Capt. Jason Penner named top cop at CHP’s Temecula Area office

New Temecula area CHP Capt. Jason Penner. Valley News/Shane Gibson photo

The California Highway Patrol’s Temecula Area office has a new face in charge. 

Capt. Jason Penner comes to Temecula March 11, after running the CHP’s El Cajon office. 

Penner has extensive experience as a CHP officer in various parts of the state. He’s worked in El Centro, Santa Cruz, San Juan Capistrano, Oceanside and other cities in various jobs, having worked his way up through the ranks and serving as a lieutenant for the auto theft unit before being promoted to captain. 

But he’s not actually a native Californian – in fact, he’s a Canadian, born and raised in Invermere, British Columbia. 

Penner said he’d always dreamed of coming to California after visiting at the age of 13.

Seeing Disneyland and the sunny weather “just confirmed everything I thought about California,” Penner said.

Years after that visit, the CHP offered him the chance to make the state his home. 

Penner said while attending college in Canada, he had begun looking into law enforcement careers, but he was facing limited openings there. Getting the idea to apply in California from a television show “ChiPs” from the 70s and 80s, he learned the CHP was hiring.

Penner happens to be a dual citizen of both the U.S. and Canada – his mother is American – so there was nothing stopping him from moving.

Now in his 24th year as a CHP officer, Penner said Temecula is his 13th assignment.

Despite his various postings, Penner is actually no stranger to the Temecula Valley. He’s lived here for 16 years. For much of his time at various CHP offices around Southern California, he’s been commuting from Temecula every day.

“I’ve commuted all the roads we have to cover,” he said.

That’s certainly a help in managing one lieutenant, five sergeants, 40 officers, seven non-uniformed positions, 17 senior volunteers and 15 explorers across a 900-square-mile jurisdiction encompassing all of southwest Riverside County.

Penner said his familiarity with local roads means he’s familiar with local problems, saying he knows about traffic concerns in the region and safety problems on the Ortega Highway.

Penner said he’s excited to be working where he lives, not just because it means he no longer has a long daily commute to contend with, but because he loves the area.

“I’ve only been here (at the Temecula office) for a short time, but not since I graduated from the academy have I been so excited to be in one place,” Penner said. “I like Temecula because it’s a small office and I grew up more in a smaller environment, so to me, there’s a comfort level in that.”

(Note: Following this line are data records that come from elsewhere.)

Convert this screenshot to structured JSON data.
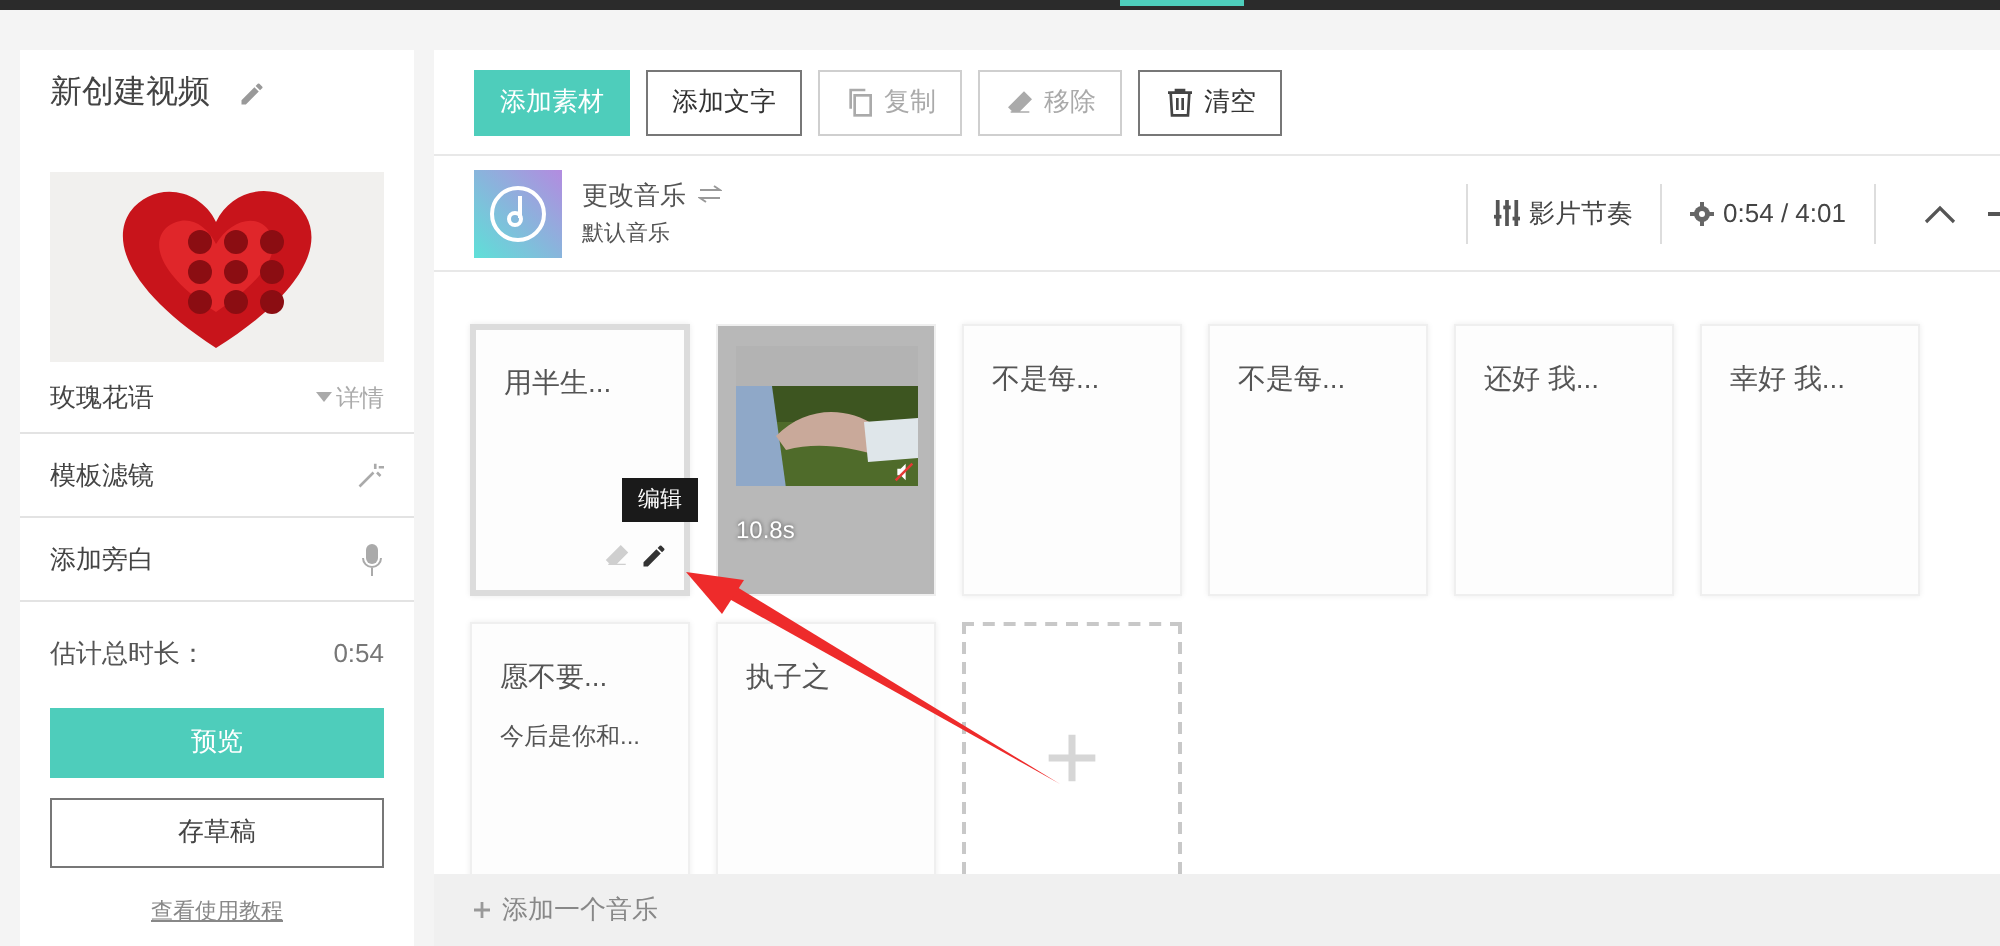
{
  "project": {
    "title": "新创建视频"
  },
  "template": {
    "name": "玫瑰花语",
    "details_label": "详情"
  },
  "sidebar_items": [
    {
      "label": "模板滤镜",
      "kind": "filter"
    },
    {
      "label": "添加旁白",
      "kind": "voice"
    }
  ],
  "duration": {
    "label": "估计总时长：",
    "value": "0:54"
  },
  "actions": {
    "preview": "预览",
    "save_draft": "存草稿",
    "tutorial": "查看使用教程"
  },
  "toolbar": [
    {
      "label": "添加素材",
      "kind": "primary",
      "disabled": false
    },
    {
      "label": "添加文字",
      "kind": "plain",
      "disabled": false
    },
    {
      "label": "复制",
      "kind": "copy",
      "disabled": true
    },
    {
      "label": "移除",
      "kind": "erase",
      "disabled": true
    },
    {
      "label": "清空",
      "kind": "trash",
      "disabled": false
    }
  ],
  "music": {
    "title": "更改音乐",
    "subtitle": "默认音乐",
    "rhythm_label": "影片节奏",
    "time": "0:54 / 4:01"
  },
  "cards": [
    {
      "kind": "text",
      "title": "用半生...",
      "selected": true,
      "tooltip": "编辑"
    },
    {
      "kind": "video",
      "duration": "10.8s",
      "muted": true,
      "selected": false
    },
    {
      "kind": "text",
      "title": "不是每...",
      "selected": false
    },
    {
      "kind": "text",
      "title": "不是每...",
      "selected": false
    },
    {
      "kind": "text",
      "title": "还好 我...",
      "selected": false
    },
    {
      "kind": "text",
      "title": "幸好 我...",
      "selected": false
    },
    {
      "kind": "text",
      "title": "愿不要...",
      "subtitle": "今后是你和...",
      "selected": false
    },
    {
      "kind": "text",
      "title": "执子之",
      "selected": false
    },
    {
      "kind": "add"
    }
  ],
  "add_music": "添加一个音乐"
}
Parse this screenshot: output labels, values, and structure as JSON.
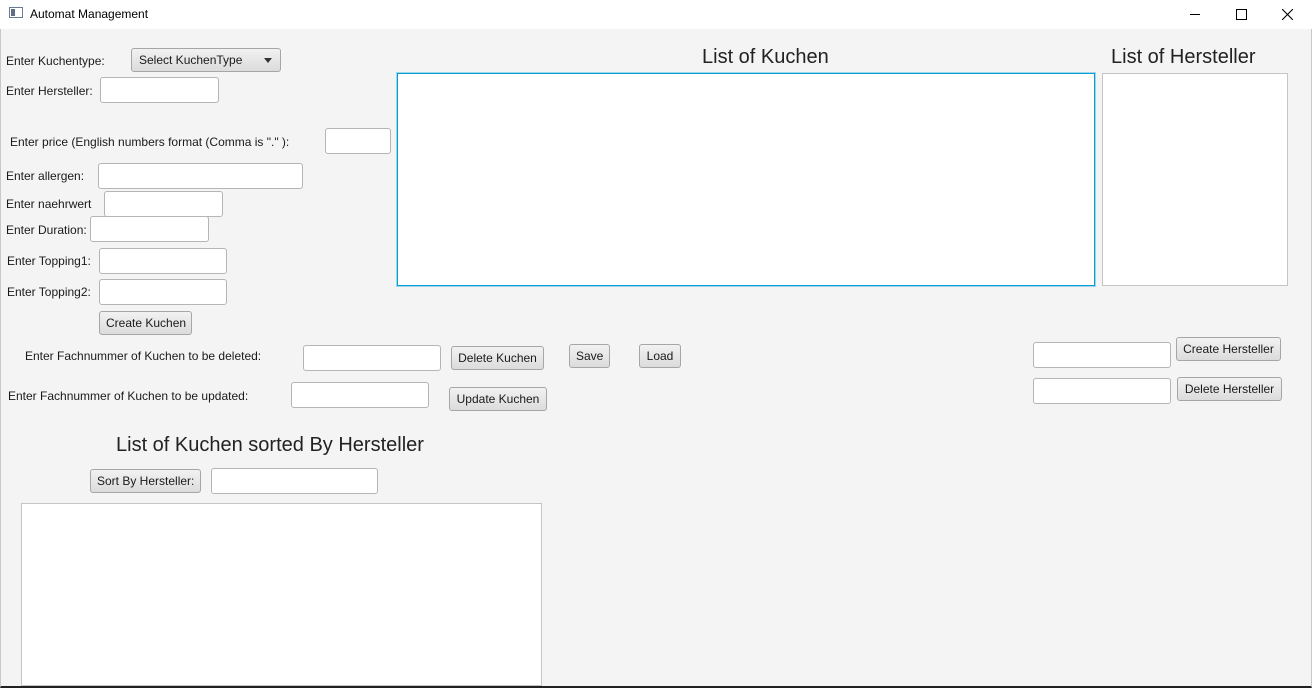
{
  "window": {
    "title": "Automat Management",
    "icons": {
      "app": "app-window-icon",
      "minimize": "minimize-icon",
      "maximize": "maximize-icon",
      "close": "close-icon"
    }
  },
  "form": {
    "kuchentype_label": "Enter Kuchentype:",
    "kuchentype_select": "Select KuchenType",
    "hersteller_label": "Enter Hersteller:",
    "price_label": "Enter price (English numbers format  (Comma is \".\"  ):",
    "allergen_label": "Enter allergen:",
    "naehrwert_label": "Enter naehrwert",
    "duration_label": "Enter Duration:",
    "topping1_label": "Enter Topping1:",
    "topping2_label": "Enter Topping2:",
    "create_kuchen_button": "Create Kuchen"
  },
  "actions": {
    "delete_label": "Enter Fachnummer of Kuchen to be deleted:",
    "delete_button": "Delete Kuchen",
    "update_label": "Enter Fachnummer of Kuchen to be updated:",
    "update_button": "Update Kuchen",
    "save_button": "Save",
    "load_button": "Load"
  },
  "kuchen_list": {
    "heading": "List of Kuchen"
  },
  "hersteller_list": {
    "heading": "List of Hersteller",
    "create_button": "Create Hersteller",
    "delete_button": "Delete Hersteller"
  },
  "sorted_list": {
    "heading": "List of Kuchen sorted By Hersteller",
    "sort_button": "Sort By Hersteller:"
  }
}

However, his appointment to run the Temecula office did come with poor timing, he said. The coronavirus pandemic means Penner can’t do some of the things he was excited to get working on.

“I love going out into the community to hear the problems people have and then coming up with ways to solve those problems,” he said. “I did it in El Cajon, whether it was “coffee with a cop” or town hall meetings.”

He said he finds that type of work rewarding, and it’s unfortunate he won’t be able to do that in Temecula immediately. But he is definitely prepared for the eventual end of the pandemic.

“I’ve got a list of things I want to say and then once this coronavirus thing is over,” he said.

One example?

“I see a lot of people on cell phones,” Penner said.

So, look out, Southwest County – Penner isn’t going to tolerate texting and driving.

Will Fritz can be reached by email at

4:15 p.m. Thursday: This story was updated to correct Penner’s position prior to promoting to Captain, as well as the name of a highway he mentioned. Valley News regrets the errors.